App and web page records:
--------------------------------

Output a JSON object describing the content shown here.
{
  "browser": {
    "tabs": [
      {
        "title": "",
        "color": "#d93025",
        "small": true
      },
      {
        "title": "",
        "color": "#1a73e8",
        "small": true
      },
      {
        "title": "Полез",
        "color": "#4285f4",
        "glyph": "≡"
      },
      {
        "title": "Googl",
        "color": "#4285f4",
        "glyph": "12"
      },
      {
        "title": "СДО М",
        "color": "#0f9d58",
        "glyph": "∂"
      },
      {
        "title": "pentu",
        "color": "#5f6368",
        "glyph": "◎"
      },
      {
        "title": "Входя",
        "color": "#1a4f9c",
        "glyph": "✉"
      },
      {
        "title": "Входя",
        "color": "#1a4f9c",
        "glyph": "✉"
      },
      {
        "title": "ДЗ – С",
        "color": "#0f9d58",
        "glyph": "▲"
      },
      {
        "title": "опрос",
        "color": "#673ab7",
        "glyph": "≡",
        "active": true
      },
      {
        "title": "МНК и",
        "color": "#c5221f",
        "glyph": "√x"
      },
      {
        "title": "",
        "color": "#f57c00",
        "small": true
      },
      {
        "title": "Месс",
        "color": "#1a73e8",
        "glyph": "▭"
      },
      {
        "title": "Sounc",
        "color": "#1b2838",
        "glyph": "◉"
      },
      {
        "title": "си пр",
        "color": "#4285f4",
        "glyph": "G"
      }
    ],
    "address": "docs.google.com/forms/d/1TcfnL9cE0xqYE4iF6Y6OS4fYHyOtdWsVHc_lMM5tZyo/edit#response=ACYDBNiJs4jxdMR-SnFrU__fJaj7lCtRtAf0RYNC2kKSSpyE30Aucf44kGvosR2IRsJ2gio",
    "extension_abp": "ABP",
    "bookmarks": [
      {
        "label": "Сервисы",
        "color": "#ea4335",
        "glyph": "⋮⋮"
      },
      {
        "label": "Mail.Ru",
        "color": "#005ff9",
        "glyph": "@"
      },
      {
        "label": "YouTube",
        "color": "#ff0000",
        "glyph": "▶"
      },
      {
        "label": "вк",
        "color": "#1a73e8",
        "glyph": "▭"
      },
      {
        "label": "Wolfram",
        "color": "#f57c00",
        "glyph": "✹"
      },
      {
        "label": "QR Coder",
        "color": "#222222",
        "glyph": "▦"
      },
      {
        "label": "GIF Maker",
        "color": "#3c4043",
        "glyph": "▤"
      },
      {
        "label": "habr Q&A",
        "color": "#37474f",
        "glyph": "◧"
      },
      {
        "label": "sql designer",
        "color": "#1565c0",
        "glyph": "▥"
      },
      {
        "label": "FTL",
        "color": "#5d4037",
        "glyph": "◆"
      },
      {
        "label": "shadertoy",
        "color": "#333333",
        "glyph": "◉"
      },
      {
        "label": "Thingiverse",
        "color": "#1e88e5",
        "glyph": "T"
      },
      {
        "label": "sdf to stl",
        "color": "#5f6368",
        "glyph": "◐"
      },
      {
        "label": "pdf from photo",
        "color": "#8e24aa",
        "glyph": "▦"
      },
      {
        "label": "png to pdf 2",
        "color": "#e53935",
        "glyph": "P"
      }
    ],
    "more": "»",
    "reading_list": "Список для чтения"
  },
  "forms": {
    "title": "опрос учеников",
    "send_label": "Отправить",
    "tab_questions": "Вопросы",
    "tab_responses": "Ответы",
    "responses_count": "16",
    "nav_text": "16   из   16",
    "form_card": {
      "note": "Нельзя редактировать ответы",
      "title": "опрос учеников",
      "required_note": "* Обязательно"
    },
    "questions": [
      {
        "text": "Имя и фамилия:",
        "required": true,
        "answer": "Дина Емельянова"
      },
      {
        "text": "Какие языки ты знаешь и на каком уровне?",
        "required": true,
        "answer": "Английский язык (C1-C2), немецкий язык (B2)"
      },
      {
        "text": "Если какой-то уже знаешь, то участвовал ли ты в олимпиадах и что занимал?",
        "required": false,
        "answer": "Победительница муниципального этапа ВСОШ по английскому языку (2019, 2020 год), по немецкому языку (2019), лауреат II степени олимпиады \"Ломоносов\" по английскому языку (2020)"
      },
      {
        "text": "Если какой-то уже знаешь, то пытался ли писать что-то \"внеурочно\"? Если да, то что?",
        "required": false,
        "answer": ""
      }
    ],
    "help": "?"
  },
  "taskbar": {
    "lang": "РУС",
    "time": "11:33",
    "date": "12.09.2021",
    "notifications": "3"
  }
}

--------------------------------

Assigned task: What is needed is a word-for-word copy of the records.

Output of the task:
Output a JSON object describing the content shown here.
{
  "browser": {
    "tabs": [
      {
        "title": "",
        "color": "#d93025",
        "small": true
      },
      {
        "title": "",
        "color": "#1a73e8",
        "small": true
      },
      {
        "title": "Полез",
        "color": "#4285f4",
        "glyph": "≡"
      },
      {
        "title": "Googl",
        "color": "#4285f4",
        "glyph": "12"
      },
      {
        "title": "СДО М",
        "color": "#0f9d58",
        "glyph": "∂"
      },
      {
        "title": "pentu",
        "color": "#5f6368",
        "glyph": "◎"
      },
      {
        "title": "Входя",
        "color": "#1a4f9c",
        "glyph": "✉"
      },
      {
        "title": "Входя",
        "color": "#1a4f9c",
        "glyph": "✉"
      },
      {
        "title": "ДЗ – С",
        "color": "#0f9d58",
        "glyph": "▲"
      },
      {
        "title": "опрос",
        "color": "#673ab7",
        "glyph": "≡",
        "active": true
      },
      {
        "title": "МНК и",
        "color": "#c5221f",
        "glyph": "√x"
      },
      {
        "title": "",
        "color": "#f57c00",
        "small": true
      },
      {
        "title": "Месс",
        "color": "#1a73e8",
        "glyph": "▭"
      },
      {
        "title": "Sounc",
        "color": "#1b2838",
        "glyph": "◉"
      },
      {
        "title": "си пр",
        "color": "#4285f4",
        "glyph": "G"
      }
    ],
    "address": "docs.google.com/forms/d/1TcfnL9cE0xqYE4iF6Y6OS4fYHyOtdWsVHc_lMM5tZyo/edit#response=ACYDBNiJs4jxdMR-SnFrU__fJaj7lCtRtAf0RYNC2kKSSpyE30Aucf44kGvosR2IRsJ2gio",
    "extension_abp": "ABP",
    "bookmarks": [
      {
        "label": "Сервисы",
        "color": "#ea4335",
        "glyph": "⋮⋮"
      },
      {
        "label": "Mail.Ru",
        "color": "#005ff9",
        "glyph": "@"
      },
      {
        "label": "YouTube",
        "color": "#ff0000",
        "glyph": "▶"
      },
      {
        "label": "вк",
        "color": "#1a73e8",
        "glyph": "▭"
      },
      {
        "label": "Wolfram",
        "color": "#f57c00",
        "glyph": "✹"
      },
      {
        "label": "QR Coder",
        "color": "#222222",
        "glyph": "▦"
      },
      {
        "label": "GIF Maker",
        "color": "#3c4043",
        "glyph": "▤"
      },
      {
        "label": "habr Q&A",
        "color": "#37474f",
        "glyph": "◧"
      },
      {
        "label": "sql designer",
        "color": "#1565c0",
        "glyph": "▥"
      },
      {
        "label": "FTL",
        "color": "#5d4037",
        "glyph": "◆"
      },
      {
        "label": "shadertoy",
        "color": "#333333",
        "glyph": "◉"
      },
      {
        "label": "Thingiverse",
        "color": "#1e88e5",
        "glyph": "T"
      },
      {
        "label": "sdf to stl",
        "color": "#5f6368",
        "glyph": "◐"
      },
      {
        "label": "pdf from photo",
        "color": "#8e24aa",
        "glyph": "▦"
      },
      {
        "label": "png to pdf 2",
        "color": "#e53935",
        "glyph": "P"
      }
    ],
    "more": "»",
    "reading_list": "Список для чтения"
  },
  "forms": {
    "title": "опрос учеников",
    "send_label": "Отправить",
    "tab_questions": "Вопросы",
    "tab_responses": "Ответы",
    "responses_count": "16",
    "nav_text": "16   из   16",
    "form_card": {
      "note": "Нельзя редактировать ответы",
      "title": "опрос учеников",
      "required_note": "* Обязательно"
    },
    "questions": [
      {
        "text": "Имя и фамилия:",
        "required": true,
        "answer": "Дина Емельянова"
      },
      {
        "text": "Какие языки ты знаешь и на каком уровне?",
        "required": true,
        "answer": "Английский язык (C1-C2), немецкий язык (B2)"
      },
      {
        "text": "Если какой-то уже знаешь, то участвовал ли ты в олимпиадах и что занимал?",
        "required": false,
        "answer": "Победительница муниципального этапа ВСОШ по английскому языку (2019, 2020 год), по немецкому языку (2019), лауреат II степени олимпиады \"Ломоносов\" по английскому языку (2020)"
      },
      {
        "text": "Если какой-то уже знаешь, то пытался ли писать что-то \"внеурочно\"? Если да, то что?",
        "required": false,
        "answer": ""
      }
    ],
    "help": "?"
  },
  "taskbar": {
    "lang": "РУС",
    "time": "11:33",
    "date": "12.09.2021",
    "notifications": "3"
  }
}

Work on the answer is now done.